Comedy writer debuts weepiest film at Sundance
You may not know the name Chris Kelly, but you probably know his work. I mean, who didn’t love the Adele Thanksgiving sketch on SNL this fall or the Beygency skit a few years back. Both were written by SNL alum Chris Kelly. And now he’s moved on to feature films, in a big way. For his first foray into filmmaking, he decided to take on an all-too-familiar genre: the cancer drama.
Billed as a semi-autobiographical dramedy, Other People follows David (Jesse Plemons) a New York comedy writer who moves home after his mother is diagnosed with a rare form of cancer. The movie takes place over a year with this family, from the time David moves home to when his mother finally succumbs to her disease (no spoilers, I promise it’s revealed in the first scene).
Molly Shannon was stunning as David’s mother, Joanne. She carried the film to places it would not otherwise have gone. Almost all the emotion was directed by her character.

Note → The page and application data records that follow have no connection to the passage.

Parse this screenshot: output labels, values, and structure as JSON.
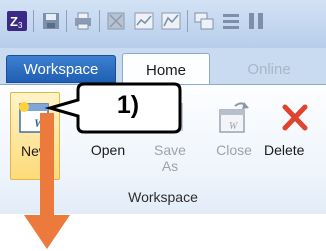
{
  "quick_access": {
    "icons": [
      "app-logo-icon",
      "save-icon",
      "print-icon",
      "disabled-icon",
      "chart-icon",
      "chart-icon",
      "window-icon",
      "list-icon",
      "columns-icon"
    ]
  },
  "tabs": [
    {
      "label": "Workspace",
      "active": false
    },
    {
      "label": "Home",
      "active": true
    },
    {
      "label": "Online",
      "active": false
    }
  ],
  "ribbon": {
    "buttons": [
      {
        "label": "New",
        "enabled": true
      },
      {
        "label": "Open",
        "enabled": true
      },
      {
        "label": "Save\nAs",
        "enabled": false
      },
      {
        "label": "Close",
        "enabled": false
      },
      {
        "label": "Delete",
        "enabled": true
      }
    ],
    "group_label": "Workspace"
  },
  "callout": {
    "text": "1)"
  },
  "colors": {
    "workspace_tab": "#2b6cc4",
    "arrow": "#ec7a3c",
    "delete_x": "#e0432e",
    "callout_fill": "#ffffff"
  }
}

While Jesse Plemons was clearly meant to be a flawed protagonist on his way to redemption, he never quiet reached that cathartic release. I was hoping for a heart-wrenching and lonely moment, a la Joseph-Gordon Levitt screaming in the car in 50/50. But the closest we got was a drunken rage during a late-night trip to the supermarket, which he brought on himself. The film culminates with a scene in which he seems to make amends due to guilt rather than self-realization.
As would be expected from an SNL alum, Other People was overflowing with laughs. The humor was in the little things, the day-to-day that everyone can relate to: a cashier ringing you up at the pace of molasses or an old man standing just a little too close to you at the bar.
While his comedic-style was funny and fresh, in some ways Chris Kelly also played it safe with his use of humor. Given his comedic background, I was hoping Kelly would poke some fun at the ever-growing ranks of cancer dramas, but there was no indication that he was trying to push the boundaries of our expectations. The humor remained in the family dynamic and day-to-day activities, rather than being self-aware of the genre itself.
And don’t get me wrong, I bawled my eyes out as Molly Shannon has her last moments with her son, and I laughed so hard it hurt when an oblivious family friend leaves a rambling voicemail while going through a drive-thru. All the emotions were there in full force. The entire audience clearly reacted emotionally to Kelly’s film (about half of the audience questions during the Q&A after the screening were not in fact questions but rather congratulatory statements about the success of his film). While Other People isn’t perfect, it was definitely personal and it’s elements of humor, love, and loss will strike close to home for many.